The “historian general” of the United Daughters of the Confederacy began the battle over the depiction of the South in history textbooks that continues today.

The long battle over American history textbooks arose from the ashes of the Civil War, which had left the white population of the South devastated. Parts of many towns and cities were in rubble; 18 percent of Southern white men between the ages of thirteen and forty-three had been killed—triple the rate in the North—and by some estimates nearly 200,000 Southern soldiers were wounded. The humiliation of military defeat quickly gave rise to a romanticization of the Old South that became known as the Lost Cause. That vanished land was happy, rural, and idyllic for all, white and Black, the myth goes, without the problems of industrial society, and it was this harmonious world that the brave Confederate soldiers had fought to defend. As the historian David W. Blight put it in Race and Reunion: The Civil War in American Memory (2001),

White supremacy, a hardening of traditional gender roles, a military tradition and patriotic recognition of Confederate valor, and a South innocent of responsibility for slavery were values in search of a history.

And so determined Southern patriots set out to create that history.

The death toll among Confederate men meant that women, despite those traditional gender roles, were particularly active in crafting it. Their work began with Ladies’ Memorial Associations, which sprang up throughout the South. These groups exhumed the Confederate dead from battlefields, reburied them in special cemeteries, and staged memorial days. By 1868 Virginia alone had twenty-six Ladies’ Memorial Associations. Many Confederate widows wore black for the rest of their lives.

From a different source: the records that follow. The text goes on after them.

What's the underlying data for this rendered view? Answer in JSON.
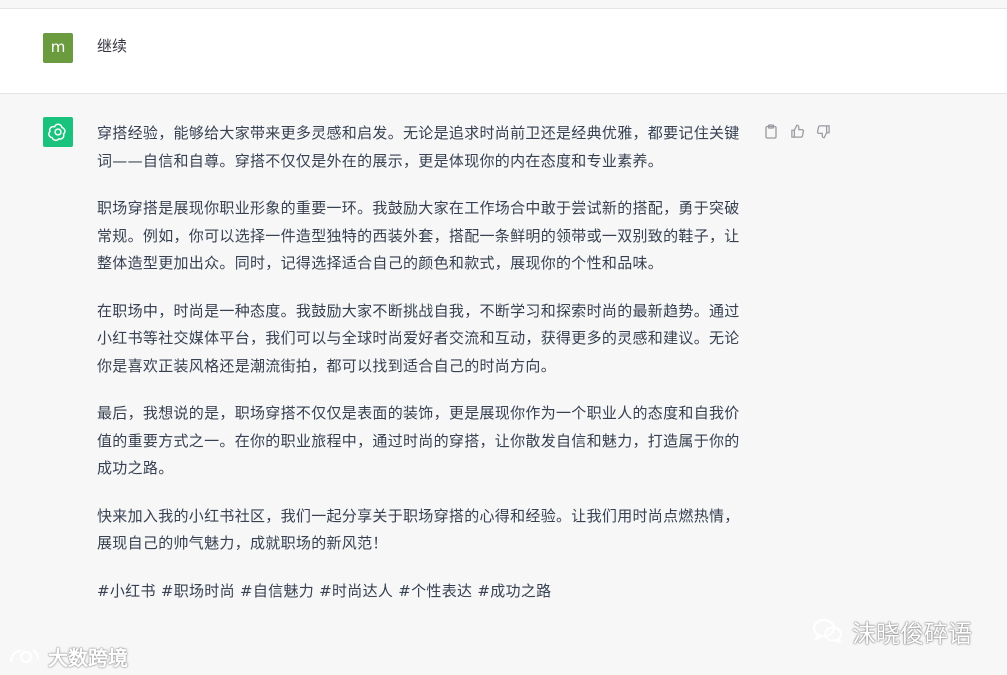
{
  "user_message": {
    "avatar_letter": "m",
    "avatar_color": "#6b9b3f",
    "text": "继续"
  },
  "assistant_message": {
    "avatar_icon": "openai-logo-icon",
    "avatar_color": "#19c37d",
    "paragraphs": [
      "穿搭经验，能够给大家带来更多灵感和启发。无论是追求时尚前卫还是经典优雅，都要记住关键词——自信和自尊。穿搭不仅仅是外在的展示，更是体现你的内在态度和专业素养。",
      "职场穿搭是展现你职业形象的重要一环。我鼓励大家在工作场合中敢于尝试新的搭配，勇于突破常规。例如，你可以选择一件造型独特的西装外套，搭配一条鲜明的领带或一双别致的鞋子，让整体造型更加出众。同时，记得选择适合自己的颜色和款式，展现你的个性和品味。",
      "在职场中，时尚是一种态度。我鼓励大家不断挑战自我，不断学习和探索时尚的最新趋势。通过小红书等社交媒体平台，我们可以与全球时尚爱好者交流和互动，获得更多的灵感和建议。无论你是喜欢正装风格还是潮流街拍，都可以找到适合自己的时尚方向。",
      "最后，我想说的是，职场穿搭不仅仅是表面的装饰，更是展现你作为一个职业人的态度和自我价值的重要方式之一。在你的职业旅程中，通过时尚的穿搭，让你散发自信和魅力，打造属于你的成功之路。",
      "快来加入我的小红书社区，我们一起分享关于职场穿搭的心得和经验。让我们用时尚点燃热情，展现自己的帅气魅力，成就职场的新风范！"
    ],
    "tags": "#小红书 #职场时尚 #自信魅力 #时尚达人 #个性表达 #成功之路",
    "action_icons": [
      "clipboard-icon",
      "thumbs-up-icon",
      "thumbs-down-icon"
    ]
  },
  "watermarks": {
    "left_text": "大数跨境",
    "right_text": "沫晓俊碎语"
  }
}
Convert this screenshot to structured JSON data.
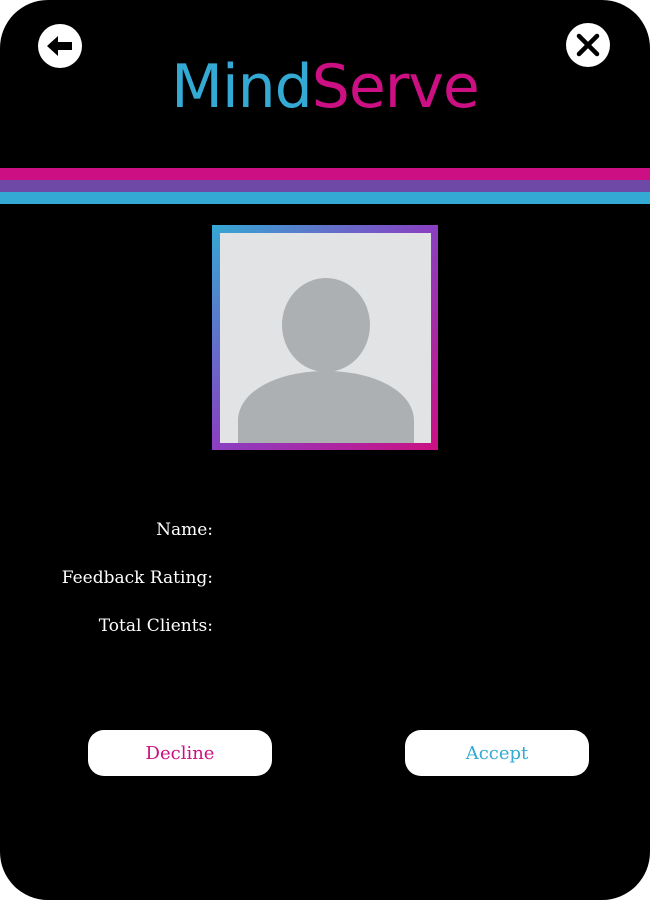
{
  "header": {
    "back_icon": "arrow-left-icon",
    "close_icon": "close-x-icon",
    "logo_part1": "Mind",
    "logo_part2": "Serve"
  },
  "colors": {
    "blue": "#33a9d3",
    "magenta": "#cc0f82",
    "purple": "#6e4aa6",
    "background": "#000000"
  },
  "profile": {
    "avatar_icon": "user-placeholder-icon",
    "fields": [
      {
        "label": "Name:",
        "value": ""
      },
      {
        "label": "Feedback Rating:",
        "value": ""
      },
      {
        "label": "Total Clients:",
        "value": ""
      }
    ]
  },
  "actions": {
    "decline_label": "Decline",
    "accept_label": "Accept"
  }
}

The next stage came in the 1890s with the founding of the United Daughters of the Confederacy, which quickly became the most influential force promoting the Lost Cause. The Daughters, as they were called, grew rapidly, quintupling their membership between 1900 and 1920. Their most visible work was helping to erect monuments to Confederate leaders. Although dozens of these have been toppled in the past few years, a far greater number are still standing. Among them is an 1896 white marble obelisk in Fort Mill, South Carolina, inscribed:

Dedicated to the faithful slaves who, loyal to a sacred trust, toiled for support of the army, with matchless devotion, and with sterling fidelity guarded our defenseless homes, women and children.

The most powerful impact of the Lost Cause, however, was on schools, in large part because of a formidable woman named Mildred Lewis Rutherford. Both her grandfathers were wealthy Georgia planters; one owned more than two hundred slaves. Two uncles were Confederate generals. Rutherford was as patriotic about her class as her region. The plantation owners she celebrated were, she claimed, descended from the cavaliers, the royalists of the English Civil War, “men of the leading families of England, gentlemen of the best English society, the landed gentry born to wealth.” By contrast, the villain who had crushed their world, Abraham Lincoln, had been chosen by Republicans because they “wanted a man from the lower class to humiliate the upper class.”